Likewise, doing our best to live in right relationship with other people is not living for Christ. On the contrary, it is because we are in Christ, with our warts, thorns and relational thistles, that we have any hope of living at peace with one another. Yes, as we become more Christ like, we will become easier to love. Perhaps more importantly, we will find it easier to love those who are the hardest to love.

When Jesus took up His cross, He demonstrated His love for those who were hard to love. Jesus did not need to do what He did, but His love for sinners was worth more than death on a cross.

When we take up our cross and follow Him, at least in part, it means that we love others, warts, thorns, thistles and all. Loving like that is impossible for us apart from the grace of Jesus Christ and the formative work of the Holy Spirit in our lives.

So to return to our two opening statements, let me suggest another way of wording them. “By the grace of God we can spend time daily reading the Bible.” “By the grace of God we can walk by the Holy Spirit, growing in Christ-like love for one another.”

More importantly, “By the Grace and Mercy of God, by the power of the Holy Spirit, we can take up our cross and follow Jesus.” That is the heart of the Christian life. That changes how we live.

I have returned

For those who have read my blog in the past, I apologize for the scarcity of posts over the past many months. At long last we are settled into our new home–well almost settled in. After four months of house sitting, as wonderful a blessing as that was, it is a delight to be in our own town home. It isn’t anything exotic, but it is a place to call home. The need to have a place to belong, a place that is ours, is probably worth reflecting on in the months ahead.

Another topic that I have been grappling with is the tension between personal holiness and loving those who are unholy. Of course we are the unholy in and of ourselves, but in Christ we are made holy. We are called to be blameless and above reproach, yet also to love as Jesus loved. Jesus didn’t exactly avoid the blamable and the reproachable, if He did, what hope would there be for us?

So here we are, called to holiness and to love the unholy. Putting aside the “who are you to call yourself holy or to judge others as unholy” question–for that is not the immediate question here–we are left with what appears to be an irresolvable disjunction. How can the “holy” love the “unholy” with out becoming unholy. It sounds like taking a mud bath and staying clean. Yet, is that not what Jesus did?

It is hard to blame the Pharisees for questioning how Jesus could be the Messiah when He ate and drank with sinners. All we have to do is to look in the mirror and see our own tendency to distance our selves from the “unholy” when we are feeling “holy.” It is as if fleeing un-holiness makes us holy.

So what of it? Can we grow in holiness while growing in love for the unholy? Can we be holy and love those who Jesus loves?

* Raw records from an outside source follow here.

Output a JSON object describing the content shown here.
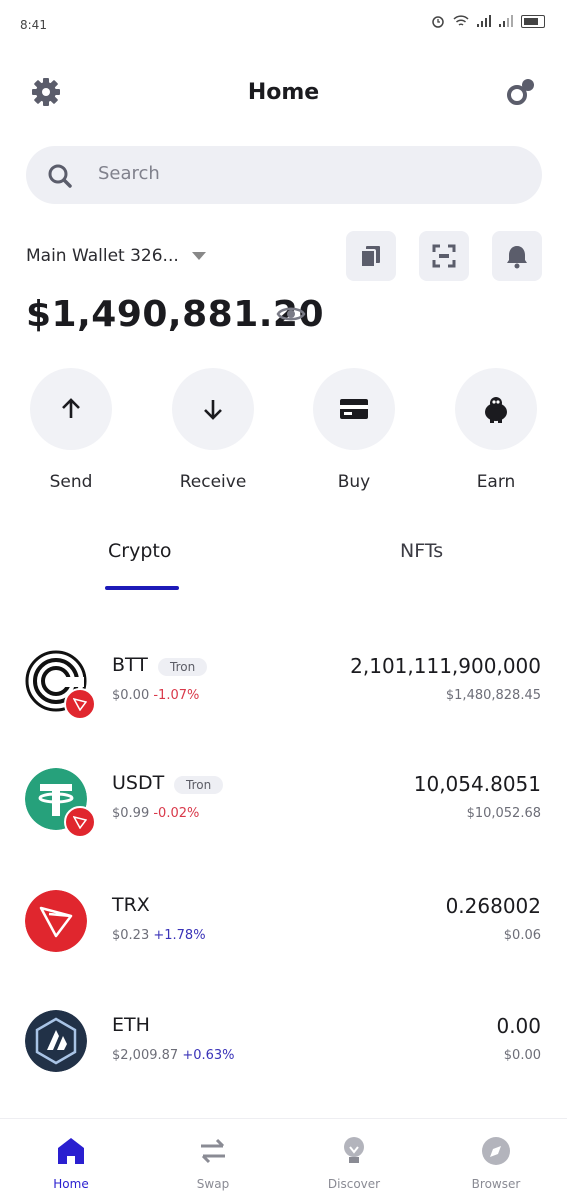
{
  "status_bar": {
    "time": "8:41"
  },
  "header": {
    "title": "Home"
  },
  "search": {
    "placeholder": "Search"
  },
  "wallet": {
    "name": "Main Wallet 326...",
    "balance": "$1,490,881.20"
  },
  "actions": [
    {
      "label": "Send",
      "icon": "arrow-up-icon"
    },
    {
      "label": "Receive",
      "icon": "arrow-down-icon"
    },
    {
      "label": "Buy",
      "icon": "card-icon"
    },
    {
      "label": "Earn",
      "icon": "earn-icon"
    }
  ],
  "tabs": [
    {
      "label": "Crypto",
      "active": true
    },
    {
      "label": "NFTs",
      "active": false
    }
  ],
  "assets": [
    {
      "symbol": "BTT",
      "tag": "Tron",
      "price": "$0.00",
      "change": "-1.07%",
      "amount": "2,101,111,900,000",
      "value": "$1,480,828.45"
    },
    {
      "symbol": "USDT",
      "tag": "Tron",
      "price": "$0.99",
      "change": "-0.02%",
      "amount": "10,054.8051",
      "value": "$10,052.68"
    },
    {
      "symbol": "TRX",
      "tag": "",
      "price": "$0.23",
      "change": "+1.78%",
      "amount": "0.268002",
      "value": "$0.06"
    },
    {
      "symbol": "ETH",
      "tag": "",
      "price": "$2,009.87",
      "change": "+0.63%",
      "amount": "0.00",
      "value": "$0.00"
    }
  ],
  "bottom_nav": [
    {
      "label": "Home",
      "active": true
    },
    {
      "label": "Swap",
      "active": false
    },
    {
      "label": "Discover",
      "active": false
    },
    {
      "label": "Browser",
      "active": false
    }
  ],
  "colors": {
    "accent": "#1d1ab8",
    "negative": "#d9394a",
    "positive": "#3a33b8",
    "tron": "#e0262e",
    "tether": "#26a17b"
  }
}
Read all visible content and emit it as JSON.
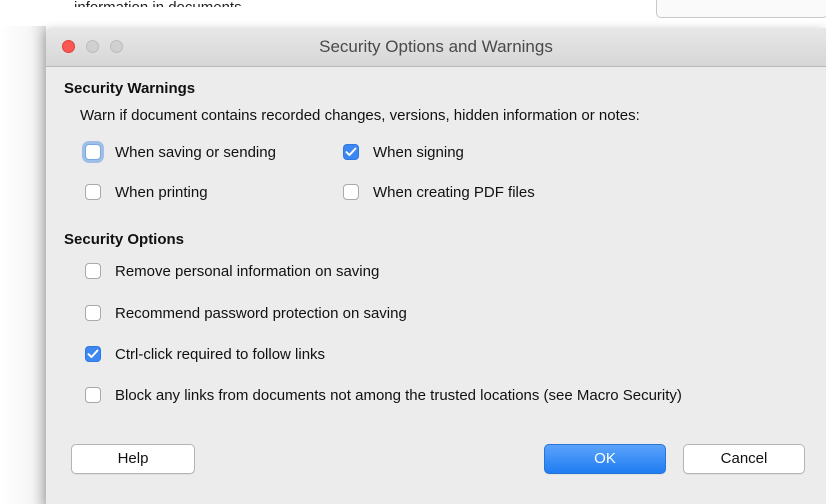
{
  "background": {
    "text": "information in documents."
  },
  "dialog": {
    "title": "Security Options and Warnings",
    "warnings": {
      "heading": "Security Warnings",
      "description": "Warn if document contains recorded changes, versions, hidden information or notes:",
      "options": [
        {
          "label": "When saving or sending",
          "checked": false
        },
        {
          "label": "When signing",
          "checked": true
        },
        {
          "label": "When printing",
          "checked": false
        },
        {
          "label": "When creating PDF files",
          "checked": false
        }
      ]
    },
    "options": {
      "heading": "Security Options",
      "items": [
        {
          "label": "Remove personal information on saving",
          "checked": false
        },
        {
          "label": "Recommend password protection on saving",
          "checked": false
        },
        {
          "label": "Ctrl-click required to follow links",
          "checked": true
        },
        {
          "label": "Block any links from documents not among the trusted locations (see Macro Security)",
          "checked": false
        }
      ]
    },
    "buttons": {
      "help": "Help",
      "ok": "OK",
      "cancel": "Cancel"
    }
  },
  "colors": {
    "accent": "#3d87f0",
    "close_button": "#fc5753",
    "dialog_bg": "#ececec"
  }
}
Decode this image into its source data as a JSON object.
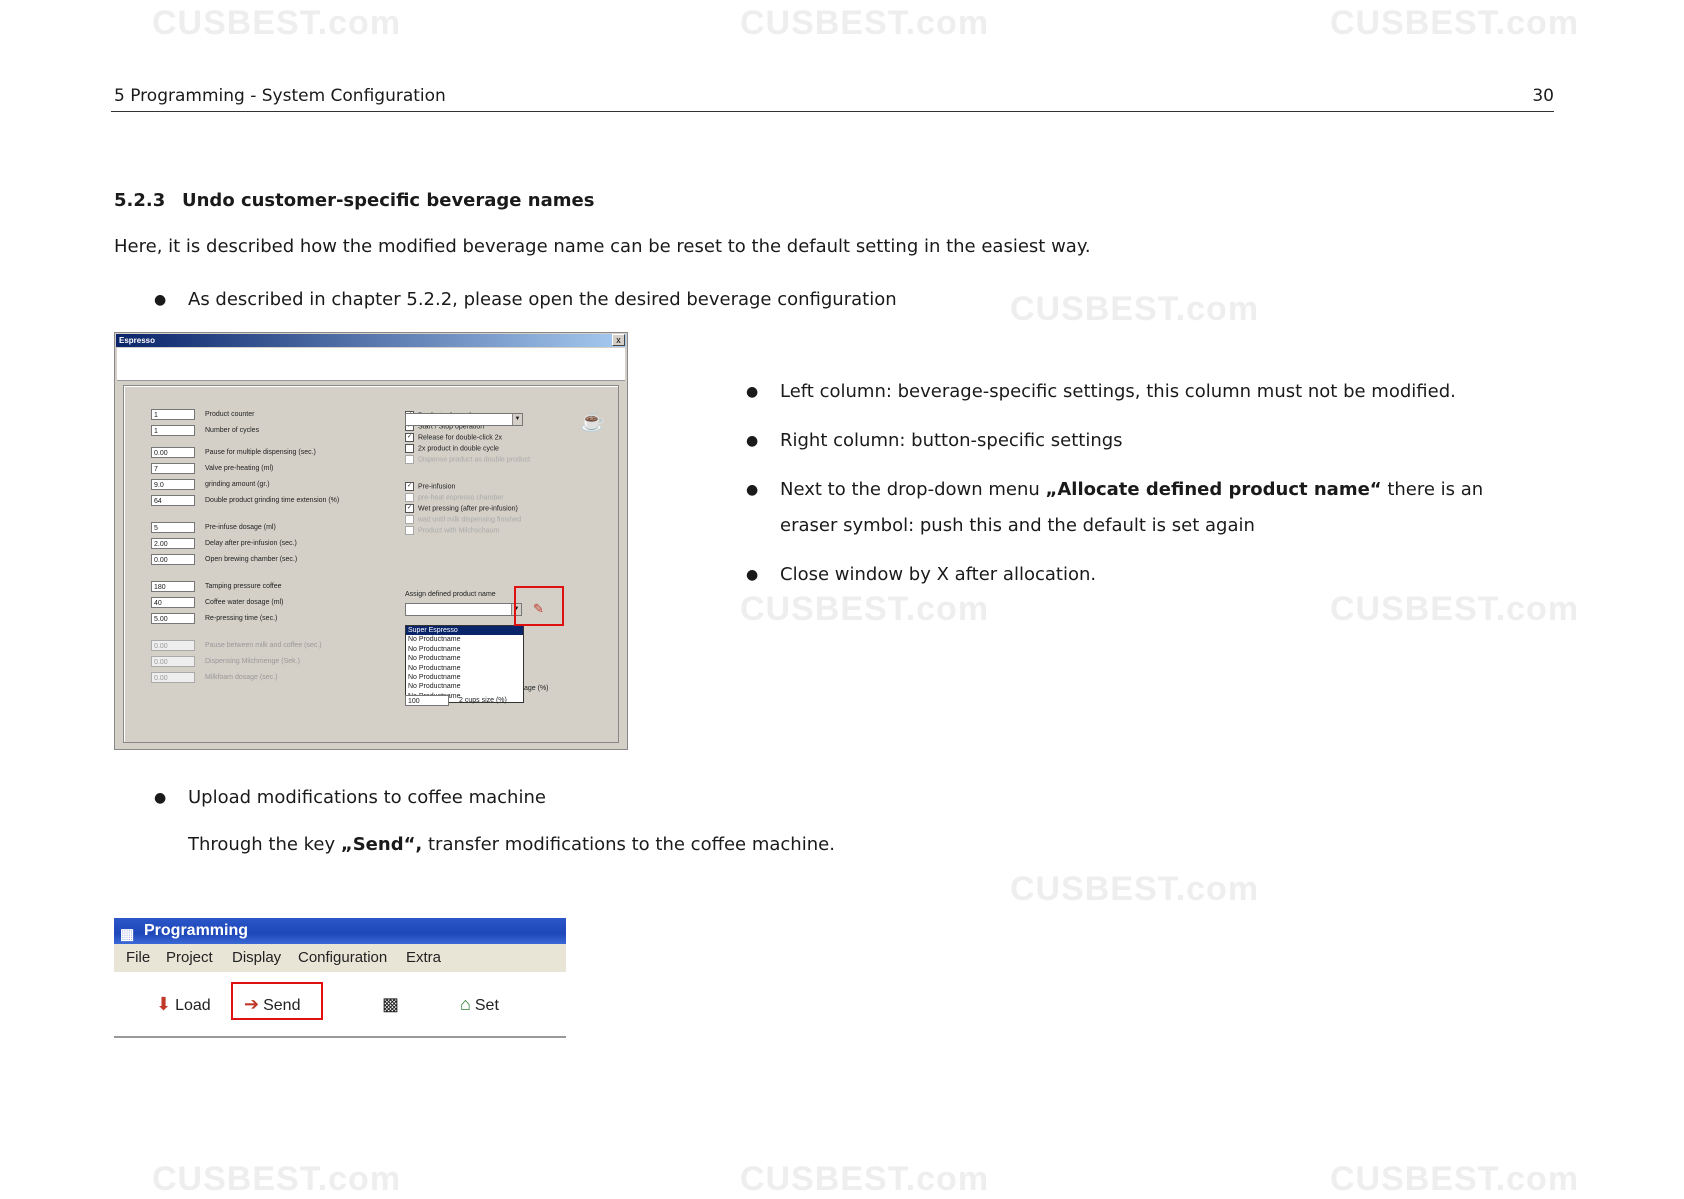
{
  "watermark": "CUSBEST.com",
  "header": {
    "section": "5 Programming - System Configuration",
    "page": "30"
  },
  "heading": {
    "number": "5.2.3",
    "title": "Undo customer-specific beverage names"
  },
  "intro": "Here, it is described how the modified beverage name can be reset to the default setting in the easiest way.",
  "bullet_open": "As described in chapter 5.2.2, please open the desired beverage configuration",
  "bullets_right": [
    "Left column: beverage-specific settings, this column must not be modified.",
    "Right column: button-specific settings"
  ],
  "bullet_eraser": {
    "pre": "Next to the drop-down menu ",
    "bold": "„Allocate defined product name“",
    "post": " there is an",
    "line2": "eraser symbol: push this and the default is set again"
  },
  "bullet_close": "Close window by X after allocation.",
  "bullet_upload": "Upload modifications to coffee machine",
  "send_text": {
    "pre": "Through the key ",
    "bold": "„Send“,",
    "post": " transfer modifications to the coffee machine."
  },
  "espresso_dialog": {
    "title": "Espresso",
    "close": "x",
    "fields": [
      {
        "value": "1",
        "label": "Product counter"
      },
      {
        "value": "1",
        "label": "Number of cycles"
      },
      {
        "value": "0.00",
        "label": "Pause for multiple dispensing (sec.)"
      },
      {
        "value": "7",
        "label": "Valve pre-heating (ml)"
      },
      {
        "value": "9.0",
        "label": "grinding amount (gr.)"
      },
      {
        "value": "64",
        "label": "Double product grinding time extension (%)"
      },
      {
        "value": "5",
        "label": "Pre-infuse dosage (ml)"
      },
      {
        "value": "2.00",
        "label": "Delay after pre-infusion (sec.)"
      },
      {
        "value": "0.00",
        "label": "Open brewing chamber (sec.)"
      },
      {
        "value": "180",
        "label": "Tamping pressure coffee"
      },
      {
        "value": "40",
        "label": "Coffee water dosage (ml)"
      },
      {
        "value": "5.00",
        "label": "Re-pressing time (sec.)"
      },
      {
        "value": "0.00",
        "label": "Pause between milk and coffee (sec.)"
      },
      {
        "value": "0.00",
        "label": "Dispensing Milchmenge (Sek.)"
      },
      {
        "value": "0.00",
        "label": "Milkfoam dosage (sec.)"
      }
    ],
    "checks": [
      {
        "label": "Product released",
        "checked": "✓"
      },
      {
        "label": "Start / Stop operation",
        "checked": "✓"
      },
      {
        "label": "Release for double-click 2x",
        "checked": "✓"
      },
      {
        "label": "2x product in double cycle",
        "checked": ""
      },
      {
        "label": "Dispense product as double product",
        "checked": ""
      },
      {
        "label": "Pre-infusion",
        "checked": "✓"
      },
      {
        "label": "pre-heat espresso chamber",
        "checked": ""
      },
      {
        "label": "Wet pressing (after pre-infusion)",
        "checked": "✓"
      },
      {
        "label": "wait until milk dispensing finished",
        "checked": ""
      },
      {
        "label": "Product with Milchschaum",
        "checked": ""
      }
    ],
    "assign_label": "Assign defined product name",
    "list_items": [
      "Super Espresso",
      "No Productname",
      "No Productname",
      "No Productname",
      "No Productname",
      "No Productname",
      "No Productname",
      "No Productname"
    ],
    "partial_label": "age (%)",
    "cups_value": "100",
    "cups_label": "2 cups size (%)"
  },
  "programming_window": {
    "title": "Programming",
    "menu": [
      "File",
      "Project",
      "Display",
      "Configuration",
      "Extra"
    ],
    "tools": {
      "load": "Load",
      "send": "Send",
      "set": "Set"
    }
  },
  "colors": {
    "highlight": "#e01010",
    "titlebar": "#1e48b9"
  }
}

Maybe the better question is, can we grow in holiness apart from growing in love for those who we would judge as “holiness challenged”?

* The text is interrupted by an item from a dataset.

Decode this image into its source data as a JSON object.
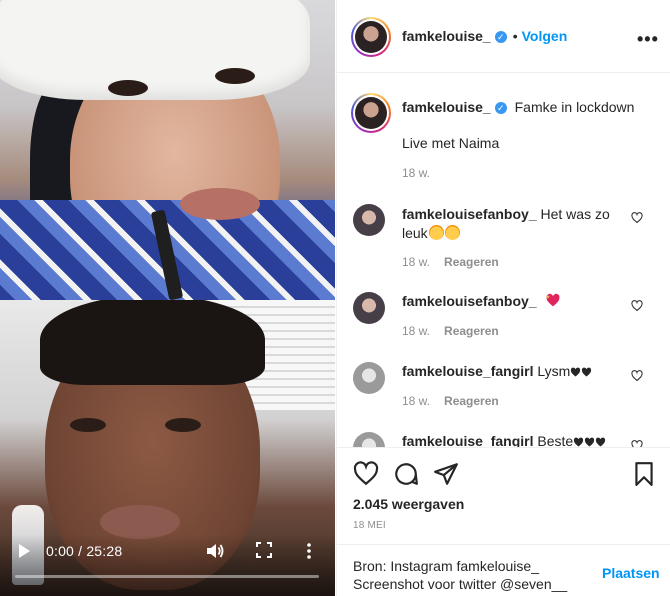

Paul, in a prayer for the Thessalonians wrote,

Now may our God and Father himself, and our Lord Jesus, direct our way to you, and may the Lord make you increase and abound in love for one another and for all, as we do for you, so that he may establish your hearts blameless in holiness before our God and Father, at the coming of our Lord Jesus with all his saints (1 Thessalonians 3:11-13).

It would seem that love for one another–the “holiness challenged” apparently not excluded–is a prerequisite for being established “blameless in holiness.”

This does not mean that we love un-holiness, but it does mean that we do love one another despite our mutual un-holiness. In that sense, we are called to love those who are un-holy. After all, Christ loved us first while we were “un-holy,” and apart from Christ we have no holiness worth speaking of anyway.

Perhaps the, or at least a measure of our own holiness is our love for those who seem to us to be “unholy.”